While living in Southeast Asia, I’ve often thought about how best to show respect for the people I meet. It starts with everyday politeness from removing my shoes at homes and temple doors to gently greeting my neighbors with a Sabaidee or Sawasdee ka, hands pressed together in a nop or wai as a sign of respect.
It becomes more complicated when I think through how to best honor and respect ethnic artisans. I have a deep and genuine admiration for makers who continue the heritage crafts learned from their mothers and their grandmothers. These inherited arts are not only beautiful, but they contain stories that are literally woven into the very fabric of Yao embroidery or a beaded Katu textile, above. If you’re lucky enough to sit with a Hmong batik master she will point out the pumpkin seed motif or explain a pattern which is the story of a husband that ran away.
These are artisans who create with their whole hearts and their skilled, patient hands. And, yet, I’m not always certain how their community-specific work fits into a globalized marketplace. Artists and designers have always looked far and wide for inspiration, but there’s a fine line between appreciation and appropriation. What about a commercial designer who imitates these artworks? What about an expatriate who reinterprets age-old motifs? To answer these questions, we must try understand their intentions. We must ask – Is there is a ethical philosophy behind the product? Are workers receiving fair pay, or is there a profit-sharing partnership?
Perhaps it comes down to being a thoughtful and respectful human. I believe that for our individual and collective culture to evolve, we must celebrate and collaborate. We must champion traditional artisans, contemporary craft makers, and fine artists of all disciplines and nationalities.
THOUGHTFUL DESIGN, CAREFUL CONSUMPTION
The global ethnic folk fashion trend has spurred beautiful creations – but also soulless, mass-produced versions of these community-specific heritage crafts. You can find these cheap knock-offs mixed in with handmade pieces at street markets in here in Asia, and a thrown-together Hmong tote bag in New York City.

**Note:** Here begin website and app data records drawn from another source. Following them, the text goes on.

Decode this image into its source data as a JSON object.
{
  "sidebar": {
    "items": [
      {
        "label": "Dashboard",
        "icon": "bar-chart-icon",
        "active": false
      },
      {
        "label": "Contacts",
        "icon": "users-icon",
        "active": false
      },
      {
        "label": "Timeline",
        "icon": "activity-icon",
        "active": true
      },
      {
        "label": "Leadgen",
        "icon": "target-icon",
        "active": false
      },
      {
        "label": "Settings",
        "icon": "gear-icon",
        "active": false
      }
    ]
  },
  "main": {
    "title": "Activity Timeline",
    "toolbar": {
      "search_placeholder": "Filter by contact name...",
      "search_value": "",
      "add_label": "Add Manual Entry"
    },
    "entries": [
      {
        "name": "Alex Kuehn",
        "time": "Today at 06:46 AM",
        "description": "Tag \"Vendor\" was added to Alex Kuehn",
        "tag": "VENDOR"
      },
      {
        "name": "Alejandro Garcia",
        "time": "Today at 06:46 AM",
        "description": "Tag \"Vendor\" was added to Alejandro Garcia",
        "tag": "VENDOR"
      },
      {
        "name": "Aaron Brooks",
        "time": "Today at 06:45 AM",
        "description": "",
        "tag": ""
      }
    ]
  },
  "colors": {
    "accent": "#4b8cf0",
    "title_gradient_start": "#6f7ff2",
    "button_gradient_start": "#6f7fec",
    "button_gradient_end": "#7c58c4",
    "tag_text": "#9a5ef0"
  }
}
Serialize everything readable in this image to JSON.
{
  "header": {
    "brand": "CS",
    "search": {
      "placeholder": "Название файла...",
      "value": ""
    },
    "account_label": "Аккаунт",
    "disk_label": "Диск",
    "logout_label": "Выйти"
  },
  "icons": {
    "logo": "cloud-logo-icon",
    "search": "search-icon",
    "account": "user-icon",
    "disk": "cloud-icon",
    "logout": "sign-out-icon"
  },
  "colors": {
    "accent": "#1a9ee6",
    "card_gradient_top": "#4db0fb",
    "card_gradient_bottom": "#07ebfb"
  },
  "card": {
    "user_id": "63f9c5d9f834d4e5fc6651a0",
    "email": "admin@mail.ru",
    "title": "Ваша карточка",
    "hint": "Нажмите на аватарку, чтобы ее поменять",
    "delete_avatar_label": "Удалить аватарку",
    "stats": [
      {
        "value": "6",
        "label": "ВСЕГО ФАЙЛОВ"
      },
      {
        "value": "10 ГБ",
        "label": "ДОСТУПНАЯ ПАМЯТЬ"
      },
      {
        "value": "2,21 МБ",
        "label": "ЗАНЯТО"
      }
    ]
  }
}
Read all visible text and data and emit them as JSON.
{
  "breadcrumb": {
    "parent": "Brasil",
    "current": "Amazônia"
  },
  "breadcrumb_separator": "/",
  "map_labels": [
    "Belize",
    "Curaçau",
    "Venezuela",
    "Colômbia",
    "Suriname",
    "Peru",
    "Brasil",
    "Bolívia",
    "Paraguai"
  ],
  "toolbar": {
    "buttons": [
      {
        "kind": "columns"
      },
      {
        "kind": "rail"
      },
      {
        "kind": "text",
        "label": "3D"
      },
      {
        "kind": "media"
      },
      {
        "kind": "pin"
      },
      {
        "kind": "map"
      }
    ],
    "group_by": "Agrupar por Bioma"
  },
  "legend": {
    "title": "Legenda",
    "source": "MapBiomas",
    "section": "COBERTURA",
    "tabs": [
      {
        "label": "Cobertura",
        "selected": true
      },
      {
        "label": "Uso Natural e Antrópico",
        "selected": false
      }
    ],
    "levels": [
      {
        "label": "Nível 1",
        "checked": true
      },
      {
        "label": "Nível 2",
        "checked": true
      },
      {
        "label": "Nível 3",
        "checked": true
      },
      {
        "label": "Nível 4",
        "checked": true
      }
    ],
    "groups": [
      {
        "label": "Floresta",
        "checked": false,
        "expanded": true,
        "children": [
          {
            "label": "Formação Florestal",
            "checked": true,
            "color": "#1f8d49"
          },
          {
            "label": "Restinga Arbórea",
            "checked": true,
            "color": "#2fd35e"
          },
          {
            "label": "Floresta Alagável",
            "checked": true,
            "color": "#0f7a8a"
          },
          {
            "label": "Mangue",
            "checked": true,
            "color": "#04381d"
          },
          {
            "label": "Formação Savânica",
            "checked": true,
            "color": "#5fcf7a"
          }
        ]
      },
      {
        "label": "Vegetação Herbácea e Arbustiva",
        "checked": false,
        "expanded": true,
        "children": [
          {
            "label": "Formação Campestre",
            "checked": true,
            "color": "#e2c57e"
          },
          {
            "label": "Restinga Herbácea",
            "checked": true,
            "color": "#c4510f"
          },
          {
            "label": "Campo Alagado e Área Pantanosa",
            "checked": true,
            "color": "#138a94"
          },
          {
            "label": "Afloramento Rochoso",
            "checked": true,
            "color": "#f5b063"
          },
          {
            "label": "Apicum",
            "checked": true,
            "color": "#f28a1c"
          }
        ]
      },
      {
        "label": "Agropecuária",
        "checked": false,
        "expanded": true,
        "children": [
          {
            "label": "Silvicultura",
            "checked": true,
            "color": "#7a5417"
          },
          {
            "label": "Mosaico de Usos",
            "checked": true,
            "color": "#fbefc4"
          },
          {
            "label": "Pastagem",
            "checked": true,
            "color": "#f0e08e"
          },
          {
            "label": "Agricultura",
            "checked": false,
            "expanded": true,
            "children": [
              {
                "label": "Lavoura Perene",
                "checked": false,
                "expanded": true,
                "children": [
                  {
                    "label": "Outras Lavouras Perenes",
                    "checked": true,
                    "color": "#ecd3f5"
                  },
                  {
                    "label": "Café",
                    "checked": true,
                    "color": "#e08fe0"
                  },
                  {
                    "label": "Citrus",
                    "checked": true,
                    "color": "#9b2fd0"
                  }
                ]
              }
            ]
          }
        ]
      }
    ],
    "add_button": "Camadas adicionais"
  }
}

As consumers we must be thoughtful and ask questions like: “Where and how was this made?” and “Is it natural material or synthetic?” This helps us understand if the product is from a sweatshop in Bangladesh, from a small artisan village, or a budding design studio whose livelihood depends on your purchasing power.
We honor artisans and artists by buying their products, paying them well, and following generally-accepted fair trade principles and ethical fashion practices. We also honor them when we create deeper ways to work together.
Every artist needs to be paid. This is not only true for educated creative professionals in wealthy countries; it is especially true for artisans in economically lean countries. There is a real urgency for these ethnic artisans who, at times, must abandon their craft to earn money in other ways. If we want their narrative-rich art and knowledge to transfer to the next generation, we must financially support these men and women for as long as they are compelled to create it. Think of it this way: if a woman producing the ethnic crafts of her community is earning a good living will her daughter be likely to be able and interested in creating just the same.